We Gotta Pray conveys a message about change
The video version of We Gotta Pray conveys a powerful message about systemic injustice around the world in modern times. The video maintains a hopeful tone through images that depict prayer and peaceful protest. The inclusion of archival photographs of the civil rights movement, Martin Luther King Jr., Nelson Mandela and Gandhi remind viewers that change is possible. Taken together, the lyrics and the video communicate the message that all individuals have an extraordinary capacity to become agents for change, a change that begins in the heart with the transformation of one’s attitudes and behaviors.
The video references two quotations that drive this message home. A quotation from Gandhi emphasizes forgiveness, “An eye for an eye leaves the whole world blind.” Another, from Martin Luther King Jr., speaks of loving your enemy as a pathway to peace, “Non violence means avoiding not only external physical violence but also internal violence of spirit. You not only refuse to shoot a man, but you refuse to hate him”.
To carry the spirit of Christmas forward, we gotta pray for a change of heart
The message of We Gotta Pray is a good reminder of the ‘reason for the season’ that we are preparing to celebrate. During the Christmas season, goodwill, random acts of kindness and messages of “Joy to the world” and “Peace on earth” abound for at least a few days. But, in order to carry the spirit of Christmas forward into the world as a force for transformation, “we gotta pray” for that change of heart if we want “to get ourselves back to the garden”, to quote from another protest song.
While the lessons of human history teach us that there is no easy way back, no quick fix to repair the brokenness of human relationships, a visit to a stable where a babe is laying in a manger may help to soften our hearts.
At the stable we discover our potential for goodness
In the Christmas story as retold in the Gospel of Luke, angels link the birth of this baby to peace on earth and among people. Papal preacher, Father Raniero Cantalamessa reflected on the relationship between Christmas and peace in a recent Advent homily. The coming of Jesus ushers in a new age for humanity and teaches us “the first peace is the vertical, between heaven and earth, between God and humanity. From it depend all other forms of peace.” This peace comes not only from the subsequent death of Jesus on the cross, said Cantalamessa, but also from the gift of grace that came into the world with his birth.

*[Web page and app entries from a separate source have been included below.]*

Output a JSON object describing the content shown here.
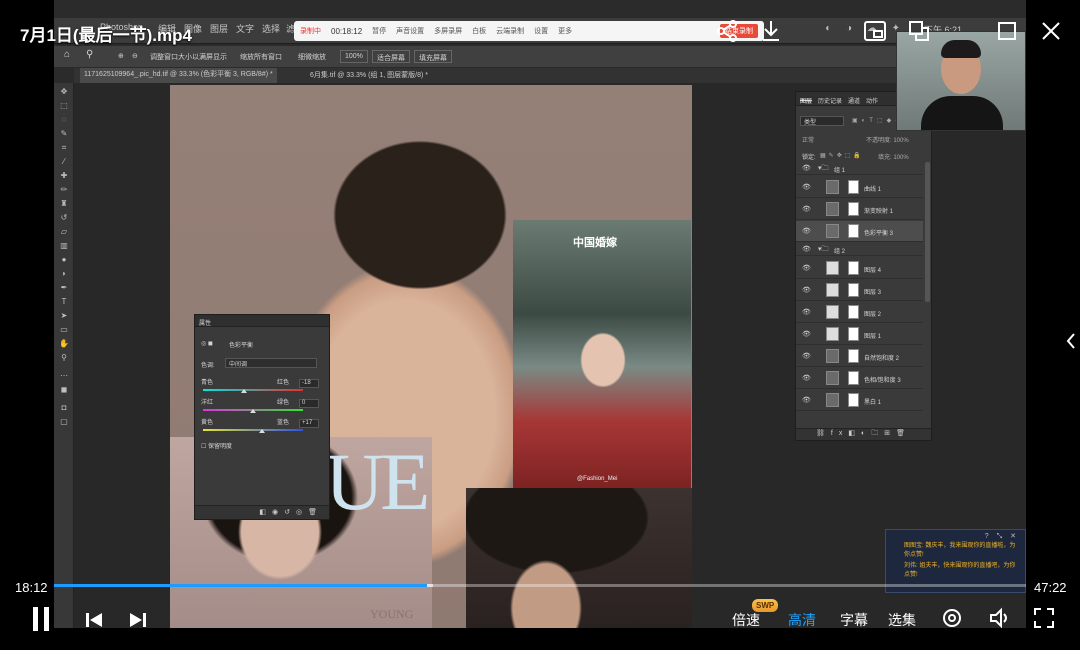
{
  "player": {
    "title": "7月1日(最后一节).mp4",
    "current_time": "18:12",
    "duration": "47:22",
    "progress_fraction": 0.384,
    "buffered_fraction": 0.39,
    "controls": {
      "speed": "倍速",
      "swp_badge": "SWP",
      "quality": "高清",
      "subtitles": "字幕",
      "episodes": "选集"
    }
  },
  "ps": {
    "menus": [
      "Photoshop",
      "编辑",
      "图像",
      "图层",
      "文字",
      "选择",
      "滤镜"
    ],
    "clock": "下午 6:21",
    "recorder": {
      "status": "录制中",
      "time": "00:18:12",
      "items": [
        "暂停",
        "声音设置",
        "多屏录屏",
        "白板",
        "云端录制",
        "设置",
        "更多"
      ],
      "button": "结束录制"
    },
    "options": {
      "resize": "调整窗口大小以满屏显示",
      "zoom_all": "缩放所有窗口",
      "scrubby": "细微缩放",
      "zoom": "100%",
      "fit": "适合屏幕",
      "fill": "填充屏幕"
    },
    "tabs": [
      "1171625109964_.pic_hd.tif @ 33.3% (色彩平衡 3, RGB/8#) *",
      "6月集.tif @ 33.3% (组 1, 图层蒙版/8) *"
    ],
    "properties": {
      "title": "属性",
      "adjustment": "色彩平衡",
      "tone_label": "色调:",
      "tone_value": "中间调",
      "sliders": [
        {
          "left": "青色",
          "right": "红色",
          "value": "-18",
          "fraction": 0.41
        },
        {
          "left": "洋红",
          "right": "绿色",
          "value": "0",
          "fraction": 0.5
        },
        {
          "left": "黄色",
          "right": "蓝色",
          "value": "+17",
          "fraction": 0.59
        }
      ],
      "preserve": "保留明度"
    },
    "layers_panel": {
      "tabs": [
        "图层",
        "历史记录",
        "通道",
        "动作"
      ],
      "filter": "类型",
      "mode": "正常",
      "opacity": "不透明度: 100%",
      "lock": "锁定:",
      "fill": "填充: 100%",
      "rows": [
        {
          "name": "组 1",
          "type": "group"
        },
        {
          "name": "曲线 1",
          "type": "adjust"
        },
        {
          "name": "渐变映射 1",
          "type": "adjust"
        },
        {
          "name": "色彩平衡 3",
          "type": "adjust",
          "selected": true
        },
        {
          "name": "组 2",
          "type": "group"
        },
        {
          "name": "图层 4",
          "type": "pixel"
        },
        {
          "name": "图层 3",
          "type": "pixel"
        },
        {
          "name": "图层 2",
          "type": "pixel"
        },
        {
          "name": "图层 1",
          "type": "pixel"
        },
        {
          "name": "自然饱和度 2",
          "type": "adjust"
        },
        {
          "name": "色相/饱和度 3",
          "type": "adjust"
        },
        {
          "name": "黑白 1",
          "type": "adjust"
        }
      ]
    },
    "photo_text": {
      "brand": "中国婚嫁",
      "watermark": "@Fashion_Mei",
      "mag_title": "UE",
      "mag_sub": "YOUNG"
    },
    "chat": {
      "messages": [
        "图图宝: 魏庆丰，我来围观你的直播啦，为你点赞!",
        "刘伟: 姐夫丰，快来围观你的直播吧，为你点赞!"
      ]
    }
  },
  "icons": [
    "share-icon",
    "download-icon",
    "mini-window-icon",
    "pip-icon",
    "maximize-icon",
    "close-icon",
    "chevron-left-icon",
    "pause-icon",
    "previous-icon",
    "next-icon",
    "danmaku-icon",
    "volume-icon",
    "fullscreen-icon"
  ],
  "colors": {
    "accent": "#1e9bff",
    "chat_text": "#f0b428",
    "recorder_button": "#e84a3a"
  }
}
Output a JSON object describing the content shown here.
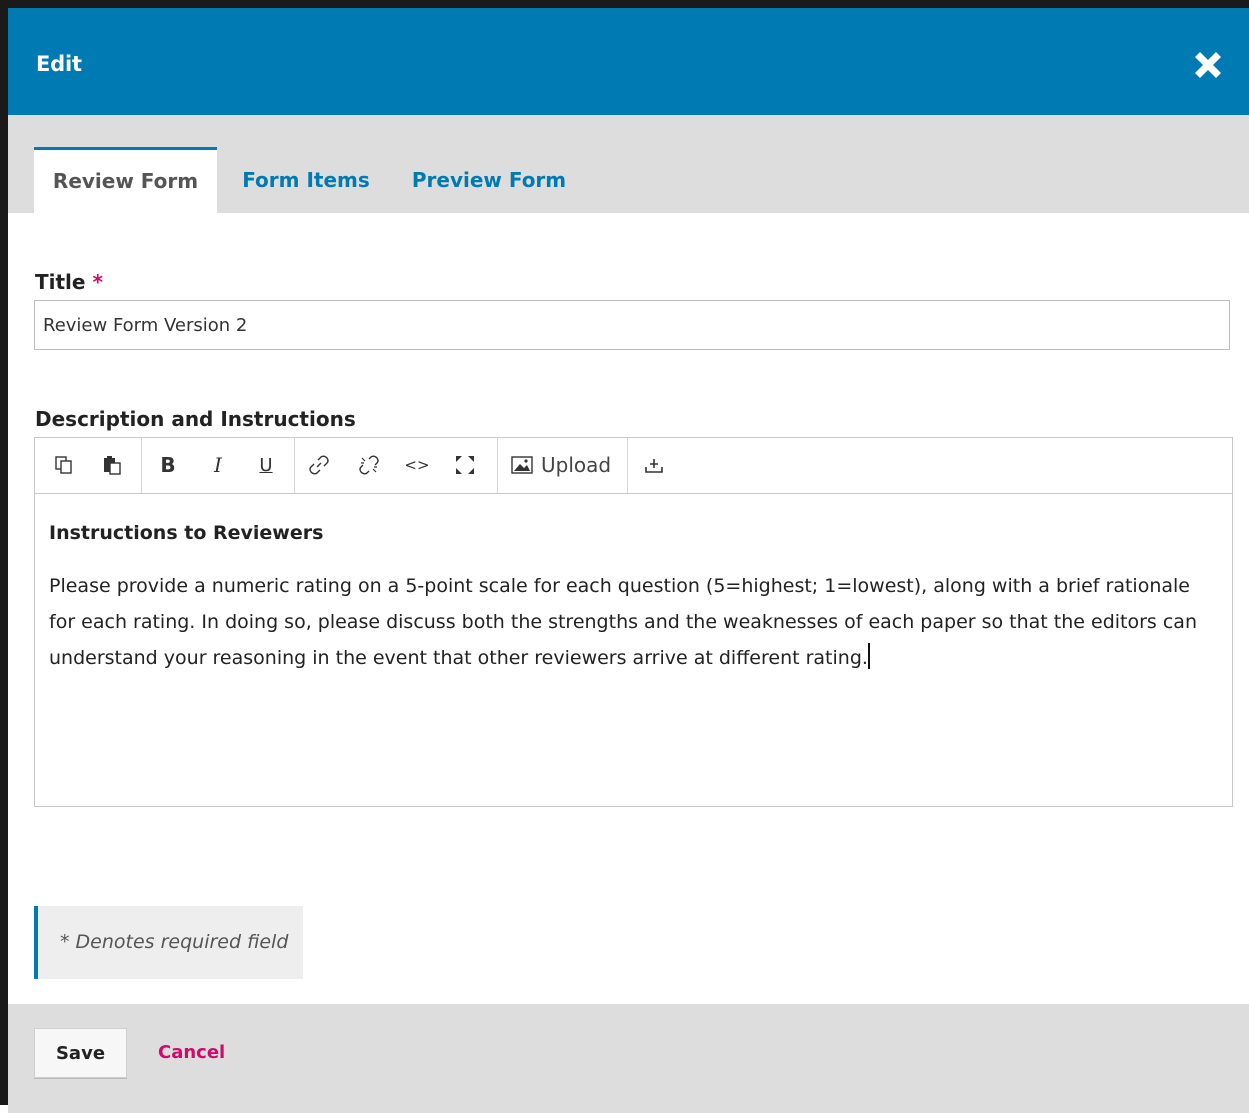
{
  "header": {
    "title": "Edit",
    "close_icon": "close-icon"
  },
  "tabs": [
    {
      "label": "Review Form",
      "active": true
    },
    {
      "label": "Form Items",
      "active": false
    },
    {
      "label": "Preview Form",
      "active": false
    }
  ],
  "form": {
    "title_label": "Title",
    "required_mark": "*",
    "title_value": "Review Form Version 2",
    "description_label": "Description and Instructions",
    "toolbar": {
      "buttons": [
        "copy-icon",
        "paste-icon",
        "bold-icon",
        "italic-icon",
        "underline-icon",
        "link-icon",
        "unlink-icon",
        "code-icon",
        "fullscreen-icon",
        "image-icon",
        "import-icon"
      ],
      "bold": "B",
      "italic": "I",
      "underline": "U",
      "code": "<>",
      "upload_label": "Upload"
    },
    "editor": {
      "heading": "Instructions to Reviewers",
      "body": "Please provide a numeric rating on a 5-point scale for each question (5=highest; 1=lowest), along with a brief rationale for each rating. In doing so, please discuss both the strengths and the weaknesses of each paper so that the editors can understand your reasoning in the event that other reviewers arrive at different rating."
    },
    "required_notice": "* Denotes required field"
  },
  "footer": {
    "save_label": "Save",
    "cancel_label": "Cancel"
  },
  "colors": {
    "primary": "#007ab2",
    "accent": "#d00a6c",
    "bar_gray": "#dddddd"
  }
}
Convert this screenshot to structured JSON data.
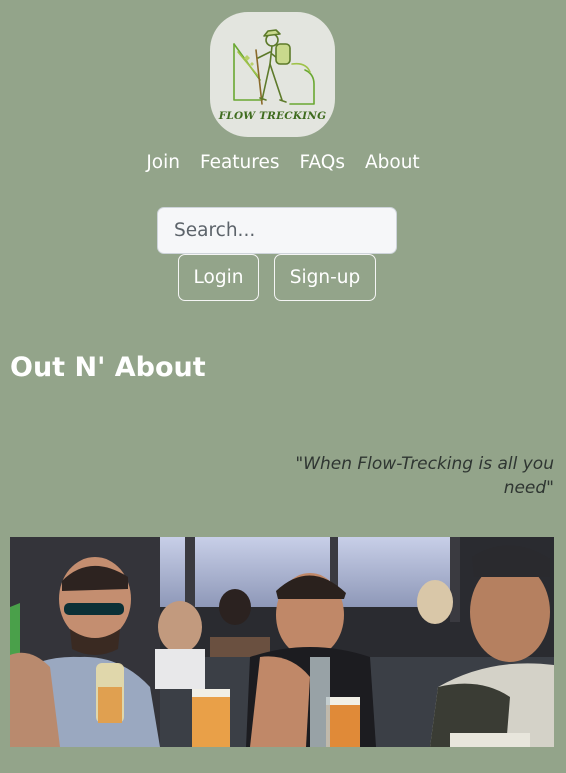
{
  "logo": {
    "text": "FLOW TRECKING",
    "icon": "hiker-icon"
  },
  "nav": {
    "items": [
      {
        "label": "Join"
      },
      {
        "label": "Features"
      },
      {
        "label": "FAQs"
      },
      {
        "label": "About"
      }
    ]
  },
  "search": {
    "placeholder": "Search..."
  },
  "auth": {
    "login_label": "Login",
    "signup_label": "Sign-up"
  },
  "main": {
    "title": "Out N' About",
    "quote": "\"When Flow-Trecking is all you need\""
  },
  "photo": {
    "name": "group-photo"
  },
  "colors": {
    "background": "#93a48a",
    "logo_bg": "#e3e5df",
    "logo_green": "#3f6c1f"
  }
}
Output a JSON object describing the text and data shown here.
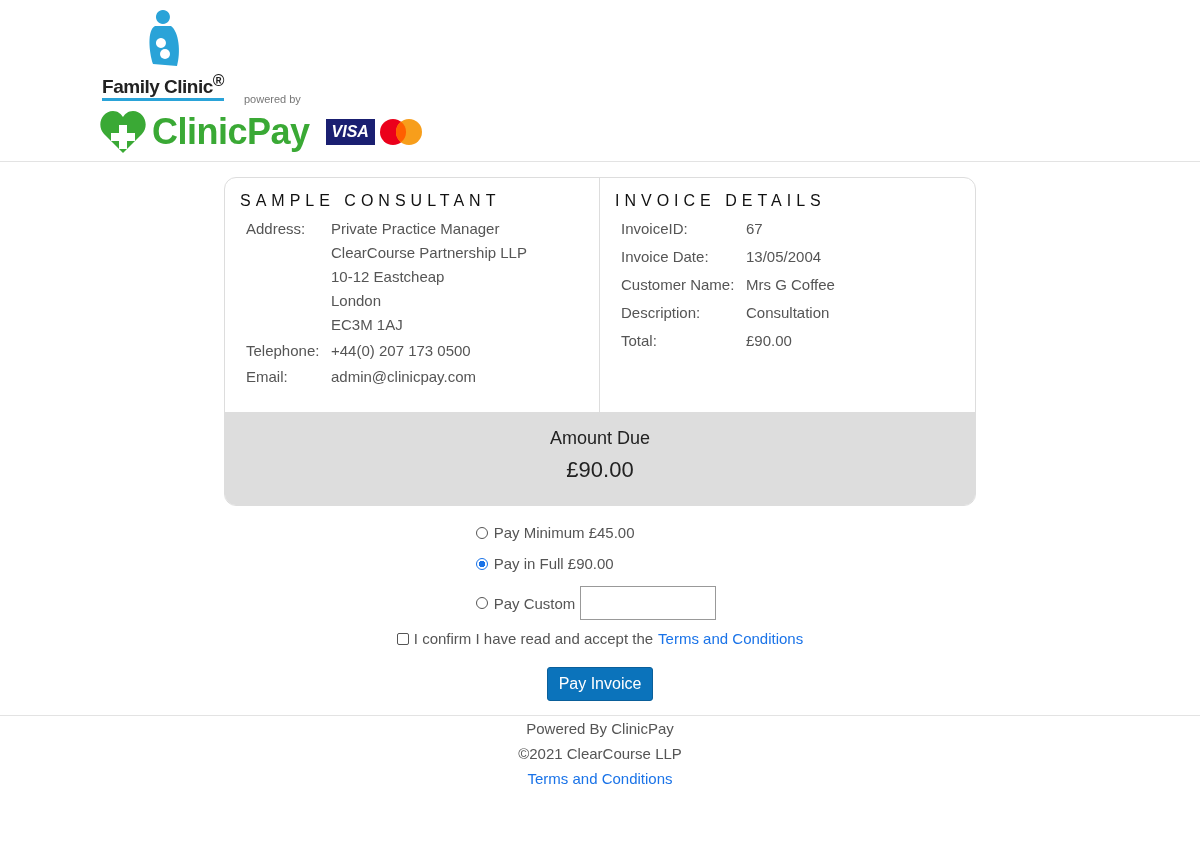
{
  "header": {
    "clinic_logo": "Family Clinic$^{®}$",
    "powered_by": "powered by",
    "pay_logo": "ClinicPay",
    "card_logo": "VISA"
  },
  "consultant": {
    "title": "SAMPLE CONSULTANT",
    "fields": [
      {
        "label": "Address:",
        "lines": [
          "Private Practice Manager",
          "ClearCourse Partnership LLP",
          "10-12 Eastcheap",
          "London",
          "EC3M 1AJ"
        ]
      },
      {
        "label": "Telephone:",
        "lines": [
          "+44(0) 207 173 0500"
        ]
      },
      {
        "label": "Email:",
        "lines": [
          "admin@clinicpay.com"
        ]
      }
    ]
  },
  "invoice": {
    "title": "INVOICE DETAILS",
    "fields": [
      {
        "label": "InvoiceID:",
        "value": "67"
      },
      {
        "label": "Invoice Date:",
        "value": "13/05/2004"
      },
      {
        "label": "Customer Name:",
        "value": "Mrs G Coffee"
      },
      {
        "label": "Description:",
        "value": "Consultation"
      },
      {
        "label": "Total:",
        "value": "£90.00"
      }
    ]
  },
  "amount_due": {
    "label": "Amount Due",
    "value": "£90.00"
  },
  "payment_options": [
    {
      "kind": "plain",
      "label": "Pay Minimum £45.00",
      "selected": false
    },
    {
      "kind": "plain",
      "label": "Pay in Full £90.00",
      "selected": true
    },
    {
      "kind": "custom",
      "label": "Pay Custom",
      "selected": false
    }
  ],
  "confirm": {
    "checked": false,
    "text": "I confirm I have read and accept the",
    "link": "Terms and Conditions"
  },
  "pay_button": "Pay Invoice",
  "footer": {
    "powered": "Powered By ClinicPay",
    "copyright": "©2021 ClearCourse LLP",
    "link": "Terms and Conditions"
  }
}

In the manger where a tiny, perfect, yet utterly helpless babe lays, we recognize that we too are vulnerable, and that we hold within our self a tremendous potential for goodness. Through the diversity of the group gathered around the manger - in the baby’s Jewish parents, in the poor shepherds, and in the rich magi of the East who come from a different religious tradition - we experience equality and mutual respect. We gain insight into the way of peace as we discover the graciousness of God who welcomes and honors us without distinction based on race, religion or socio-economic status.
Grace and peace are the gifts waiting for us at the stable. These are the gifts that lead us to a conversion of the heart and that can guide us back to the garden. But, we gotta pray.